Thunder Bay

Chief fears students could lose year after school fire

Nearly 400 children in Sandy Lake First Nation can't go to class after a fire at their elementary school.

Fire officials assess damage to Sandy Lake First Nation school

Nearly 400 children in Sandy Lake First Nation can't go to class after a fire at their elementary school. Sunday's fire caused extensive damage to the electrical and heating systems at Thomas Fiddler Memorial School, which serves students from Kindergarten to Grade 6. Chief Adam Fiddler said it's not clear yet if — or when — any part of the building can be used again.

"If it looks like it's going to be some time," Fiddler said. "If it looks like we've lost the building for the rest of the school year, we'll have to look at other options. But, at this point, we don't have any other buildings that would be adequate."

He noted the fire burned through the furnace room and the electrical system, and said he thought there may be structural damage. The building has been sealed off as investigators — including the Ontario Fire Marshal’s office — look into the cause of the blaze.

High school overcrowded

When the fire broke out, many of the school’s students were away from the community at a hockey tournament. When they came home to a destroyed school, the news was "very upsetting," Fiddler said.

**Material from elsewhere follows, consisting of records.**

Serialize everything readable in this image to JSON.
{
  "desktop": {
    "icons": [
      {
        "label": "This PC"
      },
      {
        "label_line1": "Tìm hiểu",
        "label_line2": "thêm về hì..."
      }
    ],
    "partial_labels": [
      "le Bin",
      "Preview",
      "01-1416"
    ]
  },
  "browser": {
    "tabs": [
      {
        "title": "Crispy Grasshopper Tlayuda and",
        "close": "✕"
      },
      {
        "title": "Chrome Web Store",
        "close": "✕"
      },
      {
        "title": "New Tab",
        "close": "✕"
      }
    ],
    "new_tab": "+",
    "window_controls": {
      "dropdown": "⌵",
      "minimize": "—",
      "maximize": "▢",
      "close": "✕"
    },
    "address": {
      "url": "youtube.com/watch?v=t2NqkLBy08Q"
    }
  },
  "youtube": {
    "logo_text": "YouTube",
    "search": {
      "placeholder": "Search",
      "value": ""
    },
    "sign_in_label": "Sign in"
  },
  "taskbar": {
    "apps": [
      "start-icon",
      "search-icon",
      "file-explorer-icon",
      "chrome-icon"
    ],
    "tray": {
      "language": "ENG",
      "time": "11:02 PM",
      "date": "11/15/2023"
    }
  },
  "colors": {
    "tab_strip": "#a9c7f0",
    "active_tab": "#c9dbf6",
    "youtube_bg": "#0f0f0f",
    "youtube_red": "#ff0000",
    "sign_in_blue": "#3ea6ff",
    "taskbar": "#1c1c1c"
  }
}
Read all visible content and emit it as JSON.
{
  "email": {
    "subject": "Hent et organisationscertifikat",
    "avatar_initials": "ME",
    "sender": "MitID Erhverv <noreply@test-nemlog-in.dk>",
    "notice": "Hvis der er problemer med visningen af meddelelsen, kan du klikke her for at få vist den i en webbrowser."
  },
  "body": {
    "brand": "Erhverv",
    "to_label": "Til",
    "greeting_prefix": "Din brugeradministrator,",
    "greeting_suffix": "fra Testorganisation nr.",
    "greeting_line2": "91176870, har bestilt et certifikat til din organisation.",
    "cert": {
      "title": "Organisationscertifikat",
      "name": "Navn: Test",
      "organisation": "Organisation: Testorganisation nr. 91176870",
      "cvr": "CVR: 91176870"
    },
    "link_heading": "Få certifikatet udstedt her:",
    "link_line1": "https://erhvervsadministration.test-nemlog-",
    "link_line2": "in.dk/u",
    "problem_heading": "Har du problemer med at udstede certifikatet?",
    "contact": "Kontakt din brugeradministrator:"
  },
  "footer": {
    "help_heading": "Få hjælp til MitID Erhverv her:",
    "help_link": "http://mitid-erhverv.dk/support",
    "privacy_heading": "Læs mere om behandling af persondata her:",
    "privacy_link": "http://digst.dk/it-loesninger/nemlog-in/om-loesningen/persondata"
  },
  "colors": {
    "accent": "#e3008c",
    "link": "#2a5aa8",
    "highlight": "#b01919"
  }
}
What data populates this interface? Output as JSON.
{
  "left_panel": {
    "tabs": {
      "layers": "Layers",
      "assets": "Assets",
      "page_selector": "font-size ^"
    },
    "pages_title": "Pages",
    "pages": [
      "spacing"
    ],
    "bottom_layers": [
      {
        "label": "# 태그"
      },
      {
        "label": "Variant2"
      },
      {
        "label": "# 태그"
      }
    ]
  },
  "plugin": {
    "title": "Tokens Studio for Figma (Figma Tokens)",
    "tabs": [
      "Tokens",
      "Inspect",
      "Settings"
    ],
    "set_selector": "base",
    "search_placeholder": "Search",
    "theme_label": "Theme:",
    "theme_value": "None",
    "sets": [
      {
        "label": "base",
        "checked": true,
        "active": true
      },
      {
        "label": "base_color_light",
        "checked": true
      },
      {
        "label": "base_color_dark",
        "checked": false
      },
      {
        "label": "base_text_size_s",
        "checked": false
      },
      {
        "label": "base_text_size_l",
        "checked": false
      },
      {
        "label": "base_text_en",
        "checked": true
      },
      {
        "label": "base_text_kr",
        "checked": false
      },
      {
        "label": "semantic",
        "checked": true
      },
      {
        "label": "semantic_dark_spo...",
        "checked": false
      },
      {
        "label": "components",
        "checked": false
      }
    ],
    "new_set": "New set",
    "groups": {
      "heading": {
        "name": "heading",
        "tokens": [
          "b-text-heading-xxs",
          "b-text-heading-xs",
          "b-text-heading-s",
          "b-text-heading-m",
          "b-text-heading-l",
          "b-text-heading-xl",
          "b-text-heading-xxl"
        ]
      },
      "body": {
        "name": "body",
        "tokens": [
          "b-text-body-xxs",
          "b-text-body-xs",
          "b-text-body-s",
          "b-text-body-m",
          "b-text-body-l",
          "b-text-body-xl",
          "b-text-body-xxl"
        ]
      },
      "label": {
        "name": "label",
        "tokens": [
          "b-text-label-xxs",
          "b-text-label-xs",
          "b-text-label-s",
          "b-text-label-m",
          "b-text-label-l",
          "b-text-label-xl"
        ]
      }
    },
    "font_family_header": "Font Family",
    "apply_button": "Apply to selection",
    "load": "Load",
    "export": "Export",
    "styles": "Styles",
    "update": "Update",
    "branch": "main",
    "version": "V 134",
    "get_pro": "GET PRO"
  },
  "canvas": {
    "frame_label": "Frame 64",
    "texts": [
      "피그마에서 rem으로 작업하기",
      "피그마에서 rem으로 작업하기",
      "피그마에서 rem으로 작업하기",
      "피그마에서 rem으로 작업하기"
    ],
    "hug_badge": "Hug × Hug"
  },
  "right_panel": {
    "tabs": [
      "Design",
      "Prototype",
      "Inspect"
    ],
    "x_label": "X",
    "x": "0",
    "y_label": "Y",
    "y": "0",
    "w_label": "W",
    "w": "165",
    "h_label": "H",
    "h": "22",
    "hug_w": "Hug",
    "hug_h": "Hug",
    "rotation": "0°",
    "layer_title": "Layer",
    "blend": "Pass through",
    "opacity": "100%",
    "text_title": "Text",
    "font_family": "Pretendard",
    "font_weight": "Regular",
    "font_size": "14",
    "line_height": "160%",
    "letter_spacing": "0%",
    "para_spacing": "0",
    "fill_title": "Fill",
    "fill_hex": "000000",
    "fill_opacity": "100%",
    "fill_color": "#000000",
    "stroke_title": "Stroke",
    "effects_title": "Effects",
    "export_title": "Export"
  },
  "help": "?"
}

The community's high school can't accommodate the younger students because it's already overcrowded, he added. With no other building available, the school year could be put in jeopardy. The First Nation is looking at rebuilding the school and has already contacted Aboriginal Affairs.

Greg Rickford, the MP for Kenora and junior Minister of Aboriginal Affairs, said he's ready to help make sure children in Sandy Lake can go to school — even though he said it's not clear yet whether any part of the school building can be salvaged.

"We're going to work co-operatively and take direction from the education authority and the chief and council to look at what — if any — options on the short term can be put in place to ensure the kids’ school semester is as uninterrupted as possible," Rickford said.

The Nishnawbe-Aski Police said the fire broke out Sunday afternoon in an area around a storage and supply room. They said they were notified about the school fire through an anonymous report.

The community's volunteer fire service is being credited with getting the fire out and keeping it from spreading through the whole school.